- [Instructions for the task]
Answer with nothing but the number of lines in the listing below that contain "role".

- [Extracted records]
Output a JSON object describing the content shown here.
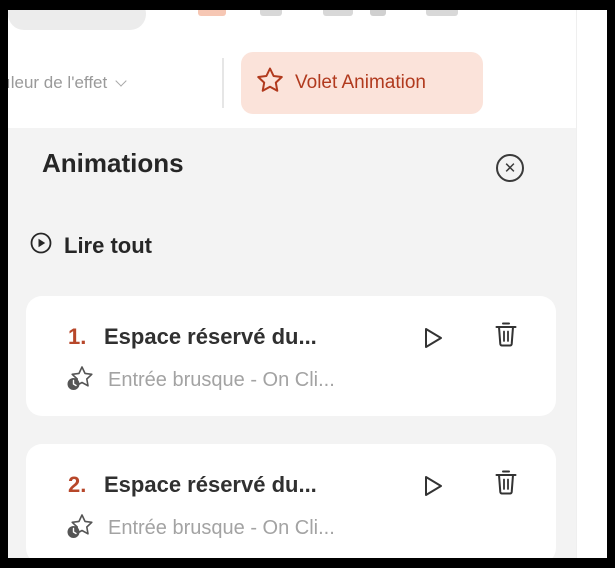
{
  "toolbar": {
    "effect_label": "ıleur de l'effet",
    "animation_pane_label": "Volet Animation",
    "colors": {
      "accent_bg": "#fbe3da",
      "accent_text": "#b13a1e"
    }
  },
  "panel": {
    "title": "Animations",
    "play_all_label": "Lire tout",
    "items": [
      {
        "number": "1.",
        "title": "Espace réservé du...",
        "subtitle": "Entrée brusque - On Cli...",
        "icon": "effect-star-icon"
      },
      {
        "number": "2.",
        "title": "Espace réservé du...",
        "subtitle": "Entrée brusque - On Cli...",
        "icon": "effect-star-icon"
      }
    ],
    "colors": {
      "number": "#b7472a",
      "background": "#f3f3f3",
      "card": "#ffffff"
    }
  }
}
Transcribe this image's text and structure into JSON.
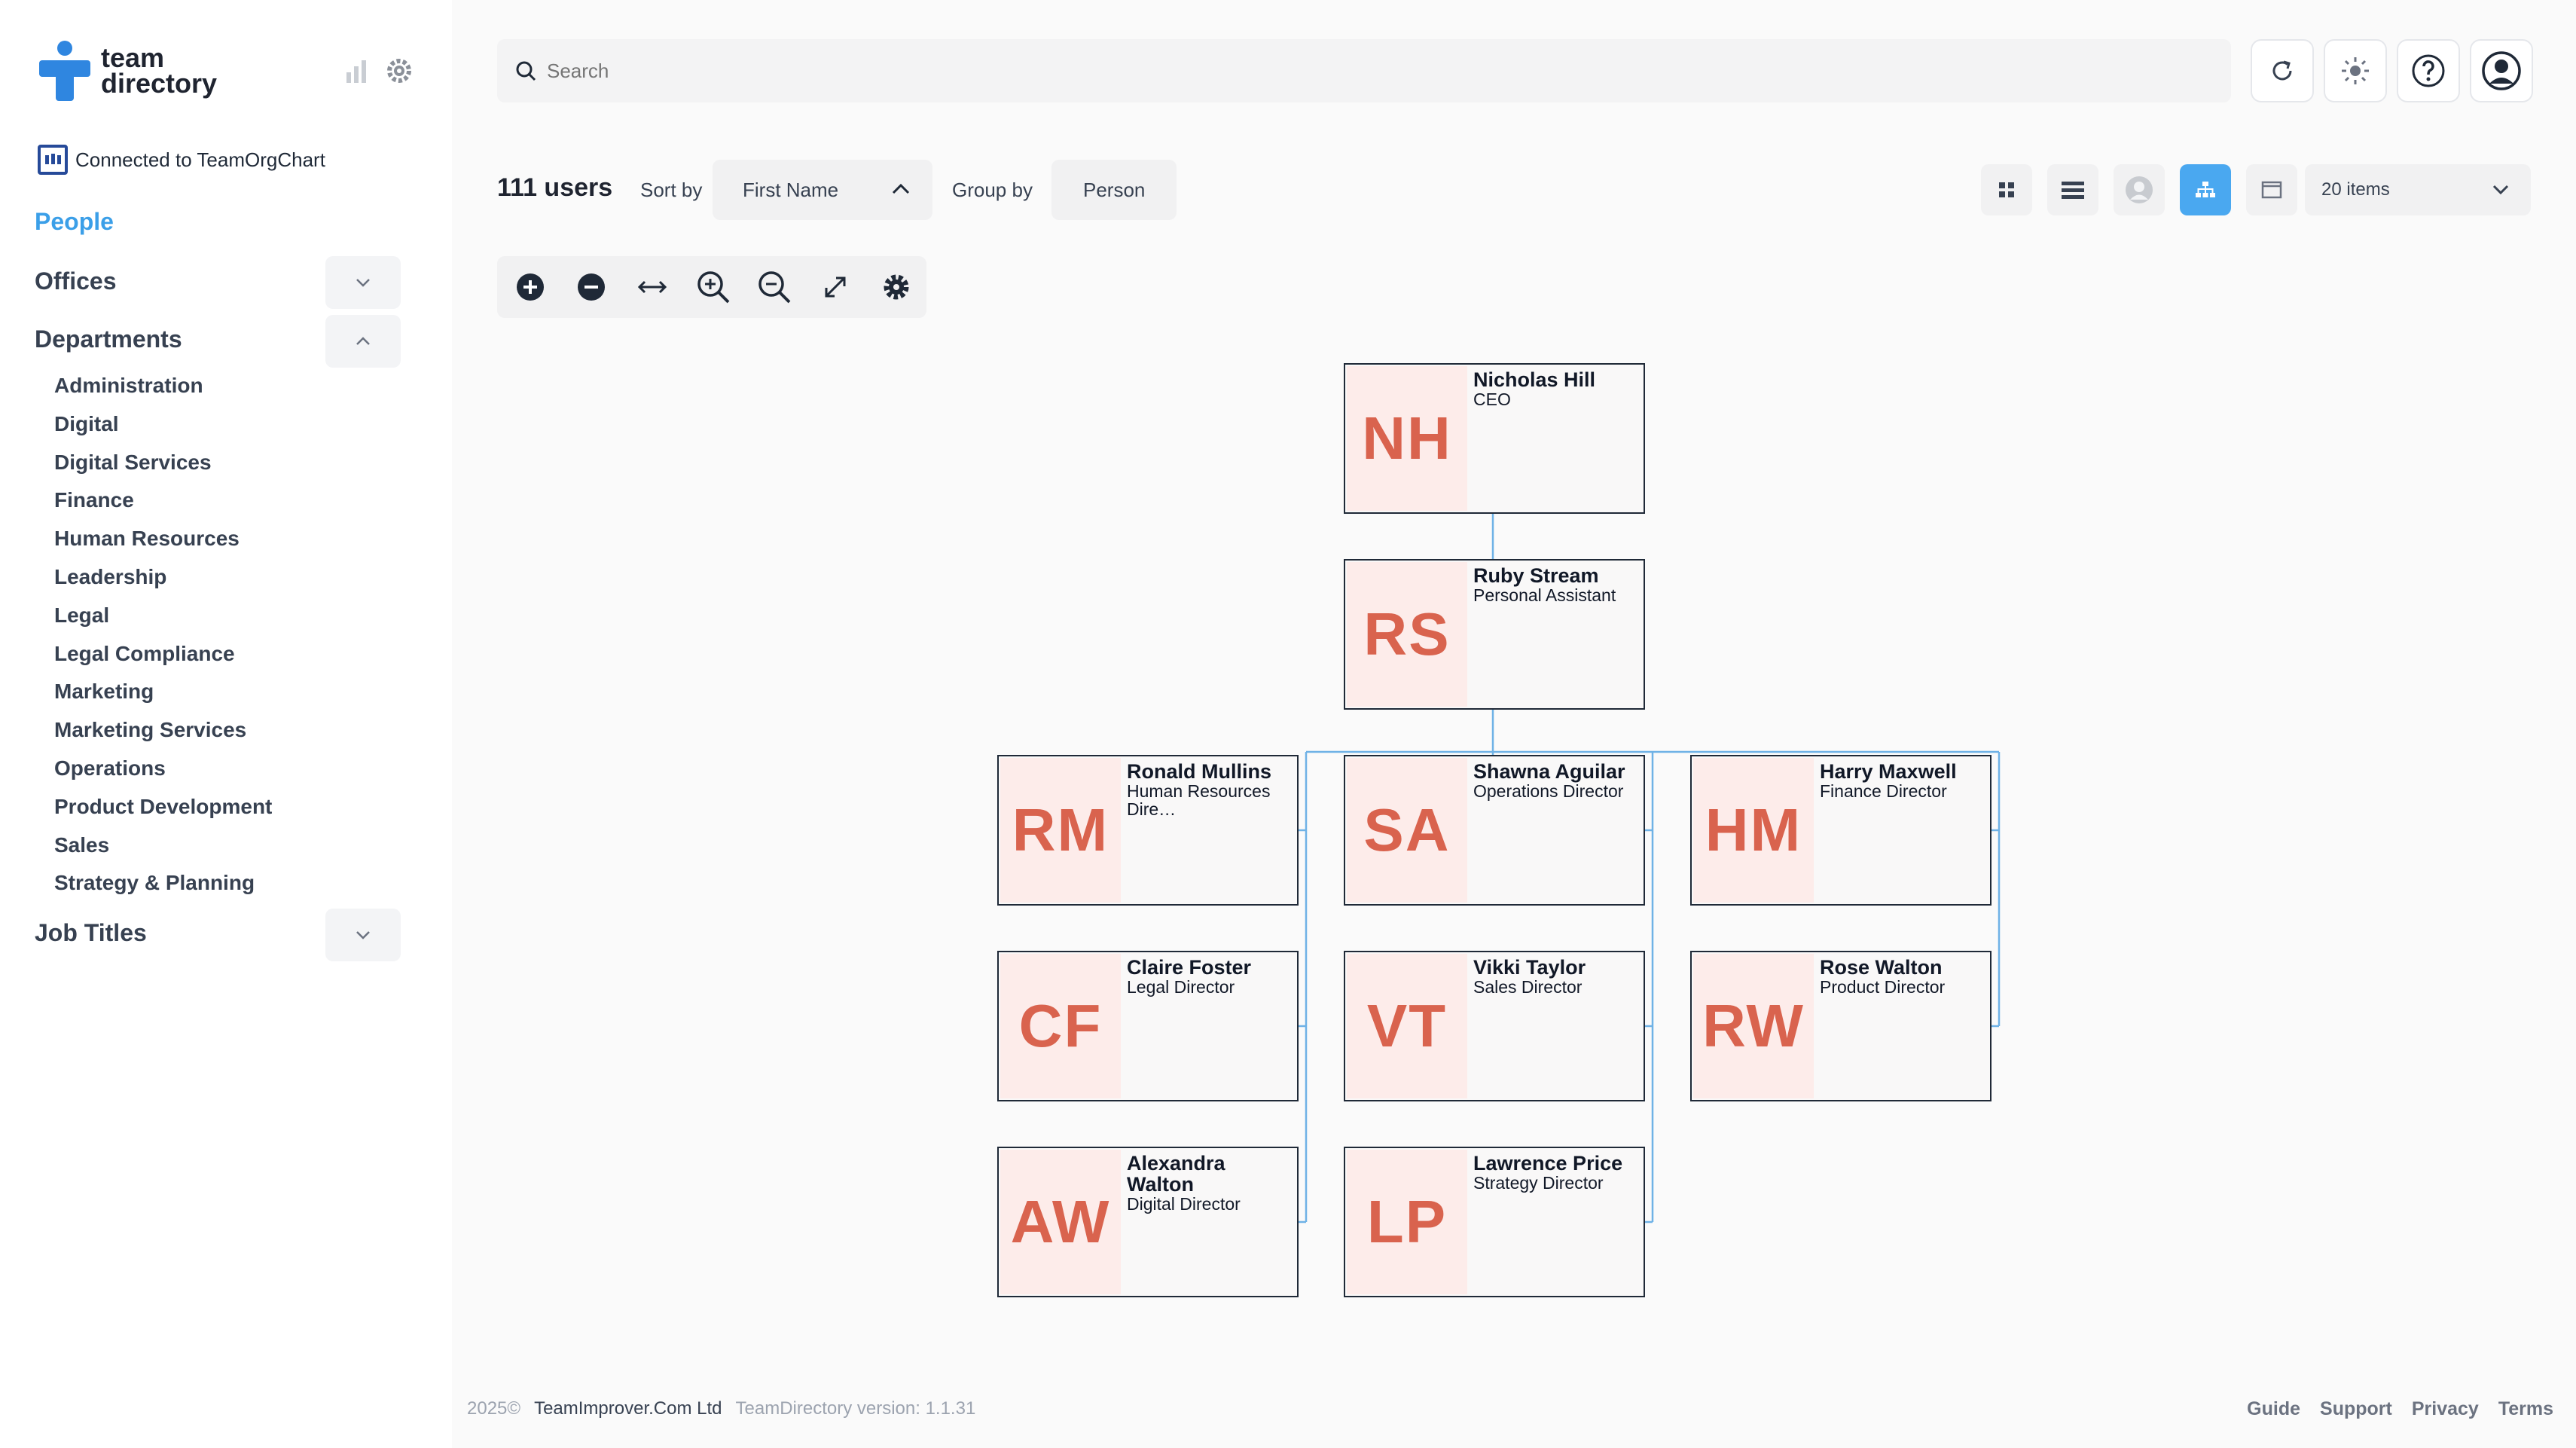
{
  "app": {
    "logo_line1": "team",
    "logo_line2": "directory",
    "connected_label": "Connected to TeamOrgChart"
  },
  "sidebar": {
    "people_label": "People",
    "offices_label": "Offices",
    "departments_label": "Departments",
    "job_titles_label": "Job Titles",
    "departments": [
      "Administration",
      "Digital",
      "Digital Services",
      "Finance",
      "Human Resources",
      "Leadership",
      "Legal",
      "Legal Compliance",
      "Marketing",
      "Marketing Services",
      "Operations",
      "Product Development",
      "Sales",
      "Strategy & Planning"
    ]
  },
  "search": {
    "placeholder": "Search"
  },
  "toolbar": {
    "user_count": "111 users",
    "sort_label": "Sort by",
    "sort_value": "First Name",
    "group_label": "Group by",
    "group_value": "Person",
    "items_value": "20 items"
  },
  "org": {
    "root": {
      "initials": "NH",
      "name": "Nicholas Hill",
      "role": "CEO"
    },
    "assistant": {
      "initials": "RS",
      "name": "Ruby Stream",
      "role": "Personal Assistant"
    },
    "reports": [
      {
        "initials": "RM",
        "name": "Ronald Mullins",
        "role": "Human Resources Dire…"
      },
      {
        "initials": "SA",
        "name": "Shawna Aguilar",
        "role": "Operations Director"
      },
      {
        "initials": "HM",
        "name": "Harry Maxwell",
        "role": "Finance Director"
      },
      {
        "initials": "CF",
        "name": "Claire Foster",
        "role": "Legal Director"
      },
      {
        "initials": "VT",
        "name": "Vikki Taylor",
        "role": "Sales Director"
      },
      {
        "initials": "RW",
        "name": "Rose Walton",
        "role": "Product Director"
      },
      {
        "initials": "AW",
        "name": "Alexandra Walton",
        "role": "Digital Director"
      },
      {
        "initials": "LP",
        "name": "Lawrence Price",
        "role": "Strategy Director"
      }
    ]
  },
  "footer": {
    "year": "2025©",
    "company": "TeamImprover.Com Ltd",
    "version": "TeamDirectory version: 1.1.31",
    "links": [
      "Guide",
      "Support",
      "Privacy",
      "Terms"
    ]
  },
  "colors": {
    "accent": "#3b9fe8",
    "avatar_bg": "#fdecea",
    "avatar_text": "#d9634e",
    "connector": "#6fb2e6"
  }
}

- [Solution]
10